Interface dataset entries
- - - -

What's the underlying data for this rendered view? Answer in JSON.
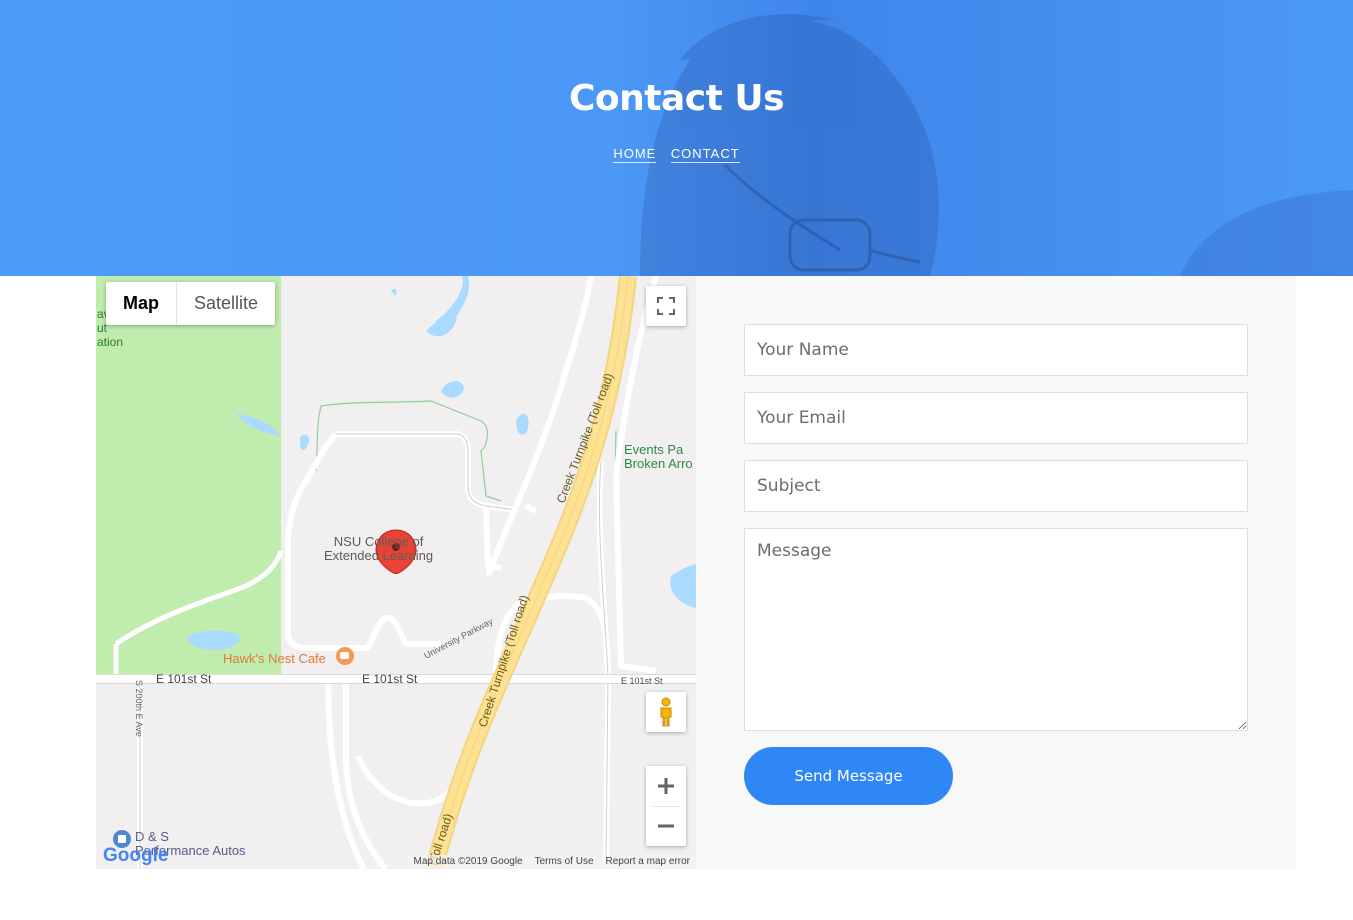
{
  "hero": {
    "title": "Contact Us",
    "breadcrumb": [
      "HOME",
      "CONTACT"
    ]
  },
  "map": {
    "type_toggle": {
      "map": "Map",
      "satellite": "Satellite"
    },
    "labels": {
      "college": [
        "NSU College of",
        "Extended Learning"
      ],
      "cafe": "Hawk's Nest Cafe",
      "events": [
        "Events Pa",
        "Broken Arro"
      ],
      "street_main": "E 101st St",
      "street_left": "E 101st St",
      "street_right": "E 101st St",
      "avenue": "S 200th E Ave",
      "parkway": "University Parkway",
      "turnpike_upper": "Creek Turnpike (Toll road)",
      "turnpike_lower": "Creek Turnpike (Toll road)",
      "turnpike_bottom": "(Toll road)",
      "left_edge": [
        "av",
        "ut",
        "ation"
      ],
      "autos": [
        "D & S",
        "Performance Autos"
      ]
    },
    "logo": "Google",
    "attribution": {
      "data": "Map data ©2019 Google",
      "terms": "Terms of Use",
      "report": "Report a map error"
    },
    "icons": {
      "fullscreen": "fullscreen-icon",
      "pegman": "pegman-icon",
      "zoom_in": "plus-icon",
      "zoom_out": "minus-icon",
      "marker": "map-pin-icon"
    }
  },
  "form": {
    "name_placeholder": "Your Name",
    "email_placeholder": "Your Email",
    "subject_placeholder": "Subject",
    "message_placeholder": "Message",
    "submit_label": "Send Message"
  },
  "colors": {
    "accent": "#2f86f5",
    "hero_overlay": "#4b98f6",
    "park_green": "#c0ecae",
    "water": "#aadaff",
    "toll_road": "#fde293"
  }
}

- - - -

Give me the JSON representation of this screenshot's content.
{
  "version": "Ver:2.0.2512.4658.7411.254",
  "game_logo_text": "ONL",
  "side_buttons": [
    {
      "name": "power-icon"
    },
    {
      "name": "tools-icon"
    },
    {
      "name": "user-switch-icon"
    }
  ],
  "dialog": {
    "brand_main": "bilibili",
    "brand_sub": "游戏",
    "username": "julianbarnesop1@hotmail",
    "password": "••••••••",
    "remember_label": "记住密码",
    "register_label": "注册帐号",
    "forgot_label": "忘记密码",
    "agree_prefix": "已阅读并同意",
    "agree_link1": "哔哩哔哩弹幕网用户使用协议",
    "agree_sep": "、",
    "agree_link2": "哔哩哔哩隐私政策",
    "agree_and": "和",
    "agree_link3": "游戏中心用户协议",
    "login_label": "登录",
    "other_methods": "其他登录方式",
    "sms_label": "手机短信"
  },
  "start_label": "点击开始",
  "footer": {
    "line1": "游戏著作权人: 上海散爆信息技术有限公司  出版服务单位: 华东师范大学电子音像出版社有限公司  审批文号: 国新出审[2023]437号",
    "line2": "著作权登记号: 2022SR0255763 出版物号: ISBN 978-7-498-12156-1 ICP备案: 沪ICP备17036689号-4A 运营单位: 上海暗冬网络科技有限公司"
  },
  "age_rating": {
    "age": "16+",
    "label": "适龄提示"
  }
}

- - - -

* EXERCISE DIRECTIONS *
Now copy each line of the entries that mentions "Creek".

* PROBLEM SOLUTION *
      "turnpike_upper": "Creek Turnpike (Toll road)",
      "turnpike_lower": "Creek Turnpike (Toll road)",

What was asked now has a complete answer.